Try as I might I cannot get much of a smell out of the dry leaves, it could be because I am coming down with a cold my boyfriend so sweetly brought home from work. After steeping, yummm the leaves smell very sweet like fresh hay and ripe cherries. There is a hint of sea air in there as well. The liquid is light, a hint of hay and cherries.
Tasty, tasty! A bit of fresh hay, cut grass, and cherries. That cherry taste lingers in the aftertaste for a while. Has a little bit of a dry mouth at the finish.
As some of you might know, I make tea themed advent calenders each year for Christmas, it started as gifts to friends and has exploded into me selling them. I had to do pre-orders early since I will be in Pennsylvania for the holiday (really three months that also include holidays) and as of now, four days before pre-orders close, I am making ten calenders. I am so excited for all the folding of origami envelopes and awesome tea I am going to be introducing people to. I am like some sort holiday elf spreading tea joy to people, which is really fun.
Today’s tea is Kenyan Silver Needle White Tea by What-Cha, as you can tell by the name, this tea comes from the Mount Kenya region of Kenya, Africa. Usually when you see Silver Needle (Baihao Yinzhen) it comes from Fujian, China, but this fuzzy tea brings a unique twist since it is from a whole new terroir. The aroma of this particular silver needle is nothing short of mouthwatering, which is why I advise pouring the tea you wish to sniff out of the bag, don’t want to ruin tea by drooling. It is incredibly sweet with notes of peaches and sweet corn, this transitions to floral notes that very much so brings to mind blooming peony flowers. This tea is very fragrant and so very sweet!

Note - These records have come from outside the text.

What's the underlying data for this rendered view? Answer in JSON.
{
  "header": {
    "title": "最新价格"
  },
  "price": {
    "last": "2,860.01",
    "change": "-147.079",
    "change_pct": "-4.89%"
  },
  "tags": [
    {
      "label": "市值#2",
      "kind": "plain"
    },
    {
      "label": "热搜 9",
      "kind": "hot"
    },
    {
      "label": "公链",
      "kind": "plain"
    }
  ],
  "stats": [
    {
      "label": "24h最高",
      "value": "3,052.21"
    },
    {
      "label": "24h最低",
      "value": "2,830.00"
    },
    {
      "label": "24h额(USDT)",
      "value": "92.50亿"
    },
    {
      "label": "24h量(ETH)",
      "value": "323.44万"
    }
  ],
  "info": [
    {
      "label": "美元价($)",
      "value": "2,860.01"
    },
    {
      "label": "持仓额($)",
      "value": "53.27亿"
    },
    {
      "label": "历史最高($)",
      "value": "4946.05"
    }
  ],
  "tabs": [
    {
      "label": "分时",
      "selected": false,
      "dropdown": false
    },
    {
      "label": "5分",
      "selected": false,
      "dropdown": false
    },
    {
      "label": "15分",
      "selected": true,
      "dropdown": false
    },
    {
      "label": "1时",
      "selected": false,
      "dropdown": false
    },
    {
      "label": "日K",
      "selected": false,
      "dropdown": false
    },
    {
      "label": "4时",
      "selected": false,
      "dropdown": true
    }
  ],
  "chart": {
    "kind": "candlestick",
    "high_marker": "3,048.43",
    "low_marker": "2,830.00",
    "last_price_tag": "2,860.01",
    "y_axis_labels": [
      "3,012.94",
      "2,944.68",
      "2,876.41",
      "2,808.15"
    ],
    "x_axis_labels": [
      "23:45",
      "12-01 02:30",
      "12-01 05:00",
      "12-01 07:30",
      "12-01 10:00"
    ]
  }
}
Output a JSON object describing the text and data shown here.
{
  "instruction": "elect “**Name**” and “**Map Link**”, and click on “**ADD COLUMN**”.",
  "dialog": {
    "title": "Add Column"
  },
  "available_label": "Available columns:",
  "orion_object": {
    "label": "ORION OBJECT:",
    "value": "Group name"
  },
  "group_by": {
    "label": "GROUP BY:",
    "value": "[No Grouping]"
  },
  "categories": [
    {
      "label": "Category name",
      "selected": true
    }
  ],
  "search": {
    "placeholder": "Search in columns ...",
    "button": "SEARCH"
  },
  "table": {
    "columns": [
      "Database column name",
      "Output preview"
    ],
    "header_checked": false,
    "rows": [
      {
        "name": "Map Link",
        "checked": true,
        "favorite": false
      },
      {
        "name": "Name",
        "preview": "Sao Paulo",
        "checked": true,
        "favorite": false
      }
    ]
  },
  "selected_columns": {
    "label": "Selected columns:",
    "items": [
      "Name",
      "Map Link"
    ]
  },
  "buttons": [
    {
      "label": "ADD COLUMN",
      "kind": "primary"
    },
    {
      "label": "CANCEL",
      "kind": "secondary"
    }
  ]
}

I decided to go pseudo-gongfu for my first brewing of the leaves. I discovered (thanks to the power of books and experimentation) that if you brew a silver needle at 185 degrees for 15 minutes, it is fantastic. So I used my gaiwan and tiny cups (mainly for aesthetic reasons, I really like my auspicious gaiwan) and just used less leaf than I would for a usual gongfu session. The brewed leaves have a very strong aroma, even more floral with notes of peony being dominant with a touch of honeysuckle and hyacinth. There are also notes of sweet corn giving the tea leaves an extra sweetness and richness. The poured off liquid is very creamy and sweet with notes of sweet corn and honey.
After a slightly long wait (the only real problem with a 15 minute steep) the mouth feel is very smooth with just a hint of fuzz from the leaves. The taste, well it is fantastic, it manages to be delicate and very rich, it fills up the mouth while not overpowering. The tea starts out very sweet with notes of hay and sweet corn, this transitions to sweet sesame seed, like Halva. After the sweetness there is a strong peony blossom that that lingers into a nectar like aftertaste. The finish is surprisingly fuzzy, adding a delightful tickle to the back of the tongue.
I will admit, I have become mildly addicted to this tea, it Grandpa Styles wonderfully and I have found myself sipping on it for hours. As the tea loses its steam it becomes more floral and slightly vegetal with a lettuce tinge at the end. This tea has become one of my go-to teas to use in my travel steeper, especially on my Thursday game nights where everyone comments on the pretty leaves floating in water. For those wondering how it compares to Silver Needles from Fujian, I would say it is definitely sweeter and has a wonderful sweet corn note that the Chinese variety lacks, the Fujian Silver Needle is much milder and tastes more of fresh vegetation and sweet flowers. I still love the Chinese Silver Needle, but Kenyan Needle has stolen my heart.